Businesses too are also often hard hit when disaster strikes. But very often the problem is that disaster preparation is seen as a low priority. Many small and medium sized companies cut corners when it comes to devoting resources towards disaster preparedness.
A report from Aberdeen Research found that about 20 percent of companies have moved their Data Recovery operations to the cloud. But even cloud computing, which is often considered to be less vulnerable to regional disaster, was also hit by the recent storms which caused an outage in it’s Virginia facility. Netflix, Instagram, and Pinterest websites, for example, which depend on Amazon were affected by the outage.
A report by HP found that:
- 43 percent of businesses never reopen again after the disaster
- 33 percent of businesses will close after two years
- 50 percent of businesses never fully recoup their losses after a disaster.
Jim Kirkos, Meadowlands Regional Chamber (MRC), said that “We need to get small businesses thinking about this.

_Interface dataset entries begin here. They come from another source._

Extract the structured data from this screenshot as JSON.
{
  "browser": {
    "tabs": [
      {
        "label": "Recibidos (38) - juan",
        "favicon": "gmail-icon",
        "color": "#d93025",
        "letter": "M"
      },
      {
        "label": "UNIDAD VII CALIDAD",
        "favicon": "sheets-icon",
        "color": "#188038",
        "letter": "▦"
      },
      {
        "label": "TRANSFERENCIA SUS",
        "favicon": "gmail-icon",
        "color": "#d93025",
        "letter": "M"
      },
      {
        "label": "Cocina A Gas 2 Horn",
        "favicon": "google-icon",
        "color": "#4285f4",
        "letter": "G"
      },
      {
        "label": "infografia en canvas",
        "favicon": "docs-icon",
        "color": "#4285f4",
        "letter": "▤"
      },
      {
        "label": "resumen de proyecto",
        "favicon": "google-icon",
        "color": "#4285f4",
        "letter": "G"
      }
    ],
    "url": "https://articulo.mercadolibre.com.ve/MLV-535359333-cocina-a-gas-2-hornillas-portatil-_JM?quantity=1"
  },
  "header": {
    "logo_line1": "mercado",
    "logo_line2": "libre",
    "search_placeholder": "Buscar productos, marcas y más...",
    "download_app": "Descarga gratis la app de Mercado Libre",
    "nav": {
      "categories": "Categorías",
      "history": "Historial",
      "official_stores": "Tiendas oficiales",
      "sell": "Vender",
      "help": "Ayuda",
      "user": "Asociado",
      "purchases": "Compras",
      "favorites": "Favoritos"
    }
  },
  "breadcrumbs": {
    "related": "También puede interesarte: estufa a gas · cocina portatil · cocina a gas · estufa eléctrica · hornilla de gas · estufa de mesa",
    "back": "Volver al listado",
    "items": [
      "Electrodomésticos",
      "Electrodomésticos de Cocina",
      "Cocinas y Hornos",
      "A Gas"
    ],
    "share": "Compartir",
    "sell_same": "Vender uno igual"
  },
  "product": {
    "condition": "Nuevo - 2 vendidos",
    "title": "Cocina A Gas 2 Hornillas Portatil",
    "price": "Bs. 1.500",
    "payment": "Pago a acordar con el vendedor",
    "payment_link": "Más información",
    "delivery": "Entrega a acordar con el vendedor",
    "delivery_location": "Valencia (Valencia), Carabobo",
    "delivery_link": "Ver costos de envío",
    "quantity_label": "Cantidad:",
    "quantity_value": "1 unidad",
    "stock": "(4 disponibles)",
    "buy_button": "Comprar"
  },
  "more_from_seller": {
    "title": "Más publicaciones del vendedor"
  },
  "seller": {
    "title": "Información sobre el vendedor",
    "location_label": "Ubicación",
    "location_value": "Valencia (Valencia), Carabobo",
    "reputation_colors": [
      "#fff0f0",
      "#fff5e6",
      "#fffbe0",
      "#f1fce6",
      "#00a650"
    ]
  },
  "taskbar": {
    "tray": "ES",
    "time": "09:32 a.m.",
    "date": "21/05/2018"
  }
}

I don’t believe these severe weather incidents are going to stop. I think the days of the 100-year flood are gone.”
Jim Beagle, chief executive officer of BridgeHead Software, said that “There is a lack of robust disaster recovery planning, despite the fact it appears to be a fundamental requirement for healthcare IT professionals… The situation is only going to get worse as…the datasets get larger and larger; this whole issue is becoming a growing problem for healthcare professionals.”